Your Sept. 13 editorial "Killing Deer and Stifling Speech" displayed an arrogance one routinely encounters from closed-minded urbanites who possess no understanding of the traditions and purposes of hunting. I was particularly troubled by your casual use of lies and distortions in a shameless attempt to bias public opinion against hunters.
I'm referring to your statement that "when bow and arrow are used ... half the animals hit are not killed but rather escape to die of wounds and infections over a number of weeks."
Check with a game department or any other responsible organization, and you'll find that the rate of unrecovered game in the sport of bow-hunting is nowhere near that level. Also, unrecovered game doesn't take weeks to die, though overpopulated, starving animals do. Just because you have difficulty coping with the horrible reality that humans are at the top of the food chain and that the laws of nature are more harsh than those portrayed in "Bambi" is no reason to excoriate a sport with which you're patently unfamiliar.
As for the rest of the editorial, your distaste for hunting affected your judgment. There's a world of difference between peaceful discourse and blatant harassment. Chasing hunters through the woods is not a form of speech. The intent and effect of this action is not to convince hunters of anything but to make it impossible for them to hunt.
Wildlife-management areas, funded largely by the purchase of hunting licenses, exist for the use and enjoyment of their resources, including hunting. The right to free speech must be balanced with the rights of people to pursue activities without undue interference from others. Hunting, after all, is also a form of expression. It expresses a respect for the game that is pursued, for the environment of which man is a part and for a tradition of hunting by common people that's unique to America.
While I realize that helping to preserve the rights of those whose cultural background and values conflict with your own is difficult, as journalists and Americans, you have a responsibility to do so. -- Gordon L. Rodetsky
How can you say that urban, hyper-emotional nuts have the right to interfere with a lawful sport?
If these radicals were concerned about wildlife, why did they not protest when the nice little developments they live in were built? The bulldozers did more to harm the wildlife than any responsible hunter. Maybe Mr. and Ms. "Cause of the Week" think habitat destruction at the expense of wildlife is okay, as long as they can be close to the mall or the Metro.
Hunting is a deeply personal experience for any ethical hunter.

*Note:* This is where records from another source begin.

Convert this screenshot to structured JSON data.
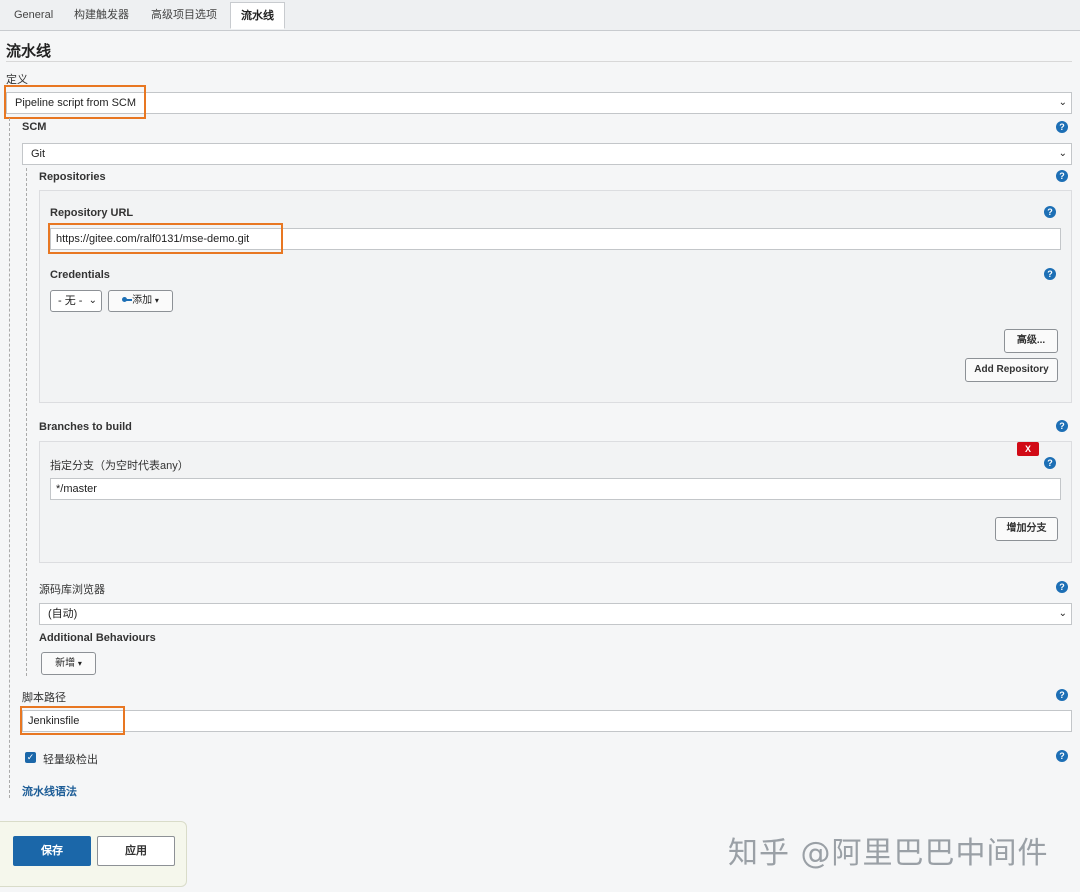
{
  "tabs": [
    "General",
    "构建触发器",
    "高级项目选项",
    "流水线"
  ],
  "section_title": "流水线",
  "definition": {
    "label": "定义",
    "value": "Pipeline script from SCM"
  },
  "scm": {
    "label": "SCM",
    "value": "Git"
  },
  "repositories": {
    "label": "Repositories",
    "url_label": "Repository URL",
    "url_value": "https://gitee.com/ralf0131/mse-demo.git",
    "credentials_label": "Credentials",
    "credentials_value": "- 无 -",
    "add_label": "添加",
    "advanced_label": "高级...",
    "add_repo_label": "Add Repository"
  },
  "branches": {
    "label": "Branches to build",
    "spec_label": "指定分支（为空时代表any）",
    "spec_value": "*/master",
    "remove_label": "X",
    "add_branch_label": "增加分支"
  },
  "browser": {
    "label": "源码库浏览器",
    "value": "(自动)"
  },
  "behaviours": {
    "label": "Additional Behaviours",
    "add_label": "新增"
  },
  "script_path": {
    "label": "脚本路径",
    "value": "Jenkinsfile"
  },
  "lightweight": {
    "label": "轻量级检出",
    "checked": true
  },
  "syntax_link": "流水线语法",
  "buttons": {
    "save": "保存",
    "apply": "应用"
  },
  "watermark": "知乎 @阿里巴巴中间件",
  "icons": {
    "help": "?",
    "check": "✓",
    "chevron": "⌄",
    "caret": "▾",
    "key": "key-icon"
  },
  "colors": {
    "accent": "#1b67a9",
    "highlight": "#e87722",
    "danger": "#d10a16"
  }
}
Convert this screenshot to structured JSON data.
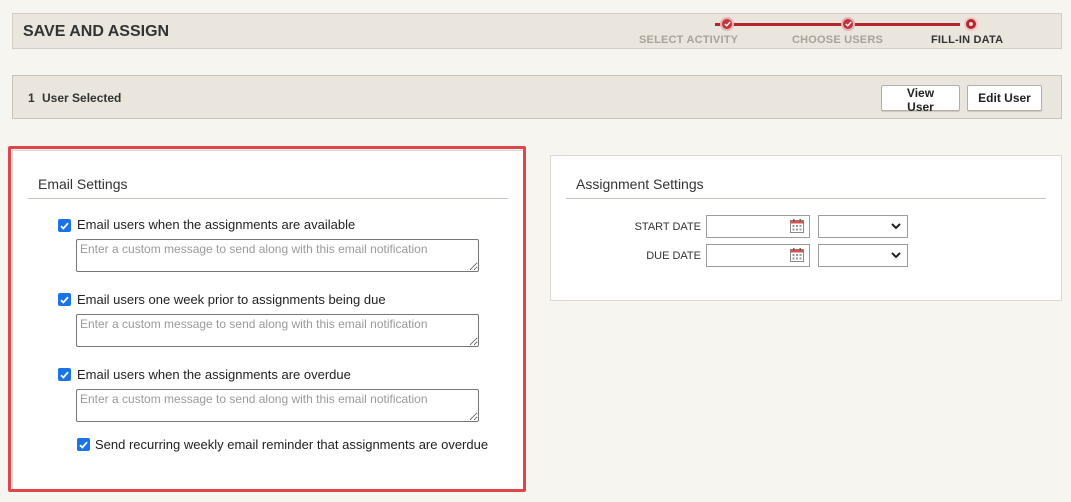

I do not know any hunter who enjoys the kill; however, hunters realize that humane and quick harvesting of wildlife through the lawful pursuit of game is preferable to nature's way of handling the problem of over-population through starvation and disease.
The real threat to wildlife in America is misguided radicals like these animal-rights protesters jumping on the latest cause. I challenge them to show through deeds, not protests, a better way to control wildlife overpopulations and habitat destruction. I am a sportsman and conservationist. I care more and understand more about the challenges to wildlife than any of these yuppie, bandwagon-jumping activists, and I question their motives. -- Bert E. Napolitano
Your editorial "Killing Deer and Stifling Speech" interwove two issues: that hunting is cruel and therefore bad, and that free speech cannot be prohibited or regulated without compelling reason.
First, hunting is natural and is cruel, as is nature itself. Except for man and a few scavengers, carnivores kill their meals, though most modern men pay someone else to do their killing. Some animal-rights advocates are protesting hunting at the same time that they are paying someone else (albeit indirectly) to do their killing for them. It would be more appropriate for them to protest at the meat counters of Giant and Safeway or at the abattoirs and processing plants.
Second, harassment is the issue in hunter-harassment laws. Free speech is not. If one dislikes boxing, free-speech rights do not entitle one to stand in the ring during a match and "discourse peacefully." If one doesn't like football, free-speech rights do not entitle one to line up near the 50-yard line during a Redskins game and "discourse peacefully." If one dislikes hunting, free-speech rights do not entitle one to infringe upon the rights of others engaged in legal and ethical pursuits. -- Lee M. Hand